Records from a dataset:
• • •
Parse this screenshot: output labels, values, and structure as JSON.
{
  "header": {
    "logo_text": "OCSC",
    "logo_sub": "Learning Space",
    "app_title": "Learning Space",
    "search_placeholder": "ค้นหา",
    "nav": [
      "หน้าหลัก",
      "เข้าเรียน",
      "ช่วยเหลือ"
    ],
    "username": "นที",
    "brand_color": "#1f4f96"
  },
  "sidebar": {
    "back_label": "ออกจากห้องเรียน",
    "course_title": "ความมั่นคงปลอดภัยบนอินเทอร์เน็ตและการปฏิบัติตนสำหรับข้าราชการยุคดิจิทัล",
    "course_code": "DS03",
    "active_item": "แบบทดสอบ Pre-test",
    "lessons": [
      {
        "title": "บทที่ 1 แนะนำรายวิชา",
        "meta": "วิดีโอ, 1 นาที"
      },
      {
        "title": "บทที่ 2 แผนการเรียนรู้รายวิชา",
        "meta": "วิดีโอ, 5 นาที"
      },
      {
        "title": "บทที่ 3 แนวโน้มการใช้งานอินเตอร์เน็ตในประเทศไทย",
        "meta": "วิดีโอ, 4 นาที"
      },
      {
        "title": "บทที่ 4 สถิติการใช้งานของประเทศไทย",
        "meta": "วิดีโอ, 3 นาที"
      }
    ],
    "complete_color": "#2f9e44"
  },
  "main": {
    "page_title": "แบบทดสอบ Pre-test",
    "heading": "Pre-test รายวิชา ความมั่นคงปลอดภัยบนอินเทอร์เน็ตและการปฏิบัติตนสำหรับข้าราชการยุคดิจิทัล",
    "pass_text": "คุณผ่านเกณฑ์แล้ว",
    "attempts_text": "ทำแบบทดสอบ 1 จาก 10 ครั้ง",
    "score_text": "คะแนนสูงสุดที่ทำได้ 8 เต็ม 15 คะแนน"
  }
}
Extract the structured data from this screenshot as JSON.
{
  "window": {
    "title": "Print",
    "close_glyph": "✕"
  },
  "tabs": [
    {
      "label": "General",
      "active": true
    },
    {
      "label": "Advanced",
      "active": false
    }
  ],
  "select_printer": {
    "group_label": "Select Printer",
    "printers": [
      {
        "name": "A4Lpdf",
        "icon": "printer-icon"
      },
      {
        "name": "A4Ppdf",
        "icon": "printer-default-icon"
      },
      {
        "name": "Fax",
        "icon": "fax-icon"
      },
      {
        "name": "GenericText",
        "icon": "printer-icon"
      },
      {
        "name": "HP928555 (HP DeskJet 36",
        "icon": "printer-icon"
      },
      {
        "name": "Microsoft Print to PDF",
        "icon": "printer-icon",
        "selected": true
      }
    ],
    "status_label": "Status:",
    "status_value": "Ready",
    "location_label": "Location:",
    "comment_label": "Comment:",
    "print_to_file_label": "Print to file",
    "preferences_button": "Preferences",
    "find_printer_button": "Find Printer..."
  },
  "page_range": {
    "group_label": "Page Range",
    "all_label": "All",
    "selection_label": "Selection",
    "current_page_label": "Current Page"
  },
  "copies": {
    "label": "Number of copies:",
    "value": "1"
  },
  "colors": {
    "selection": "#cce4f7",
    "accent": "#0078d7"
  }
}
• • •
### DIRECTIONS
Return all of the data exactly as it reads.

### RESULT OF THIS TASK
Parse this screenshot: output labels, values, and structure as JSON.
{
  "header": {
    "logo_text": "OCSC",
    "logo_sub": "Learning Space",
    "app_title": "Learning Space",
    "search_placeholder": "ค้นหา",
    "nav": [
      "หน้าหลัก",
      "เข้าเรียน",
      "ช่วยเหลือ"
    ],
    "username": "นที",
    "brand_color": "#1f4f96"
  },
  "sidebar": {
    "back_label": "ออกจากห้องเรียน",
    "course_title": "ความมั่นคงปลอดภัยบนอินเทอร์เน็ตและการปฏิบัติตนสำหรับข้าราชการยุคดิจิทัล",
    "course_code": "DS03",
    "active_item": "แบบทดสอบ Pre-test",
    "lessons": [
      {
        "title": "บทที่ 1 แนะนำรายวิชา",
        "meta": "วิดีโอ, 1 นาที"
      },
      {
        "title": "บทที่ 2 แผนการเรียนรู้รายวิชา",
        "meta": "วิดีโอ, 5 นาที"
      },
      {
        "title": "บทที่ 3 แนวโน้มการใช้งานอินเตอร์เน็ตในประเทศไทย",
        "meta": "วิดีโอ, 4 นาที"
      },
      {
        "title": "บทที่ 4 สถิติการใช้งานของประเทศไทย",
        "meta": "วิดีโอ, 3 นาที"
      }
    ],
    "complete_color": "#2f9e44"
  },
  "main": {
    "page_title": "แบบทดสอบ Pre-test",
    "heading": "Pre-test รายวิชา ความมั่นคงปลอดภัยบนอินเทอร์เน็ตและการปฏิบัติตนสำหรับข้าราชการยุคดิจิทัล",
    "pass_text": "คุณผ่านเกณฑ์แล้ว",
    "attempts_text": "ทำแบบทดสอบ 1 จาก 10 ครั้ง",
    "score_text": "คะแนนสูงสุดที่ทำได้ 8 เต็ม 15 คะแนน"
  }
}
Extract the structured data from this screenshot as JSON.
{
  "window": {
    "title": "Print",
    "close_glyph": "✕"
  },
  "tabs": [
    {
      "label": "General",
      "active": true
    },
    {
      "label": "Advanced",
      "active": false
    }
  ],
  "select_printer": {
    "group_label": "Select Printer",
    "printers": [
      {
        "name": "A4Lpdf",
        "icon": "printer-icon"
      },
      {
        "name": "A4Ppdf",
        "icon": "printer-default-icon"
      },
      {
        "name": "Fax",
        "icon": "fax-icon"
      },
      {
        "name": "GenericText",
        "icon": "printer-icon"
      },
      {
        "name": "HP928555 (HP DeskJet 36",
        "icon": "printer-icon"
      },
      {
        "name": "Microsoft Print to PDF",
        "icon": "printer-icon",
        "selected": true
      }
    ],
    "status_label": "Status:",
    "status_value": "Ready",
    "location_label": "Location:",
    "comment_label": "Comment:",
    "print_to_file_label": "Print to file",
    "preferences_button": "Preferences",
    "find_printer_button": "Find Printer..."
  },
  "page_range": {
    "group_label": "Page Range",
    "all_label": "All",
    "selection_label": "Selection",
    "current_page_label": "Current Page"
  },
  "copies": {
    "label": "Number of copies:",
    "value": "1"
  },
  "colors": {
    "selection": "#cce4f7",
    "accent": "#0078d7"
  }
}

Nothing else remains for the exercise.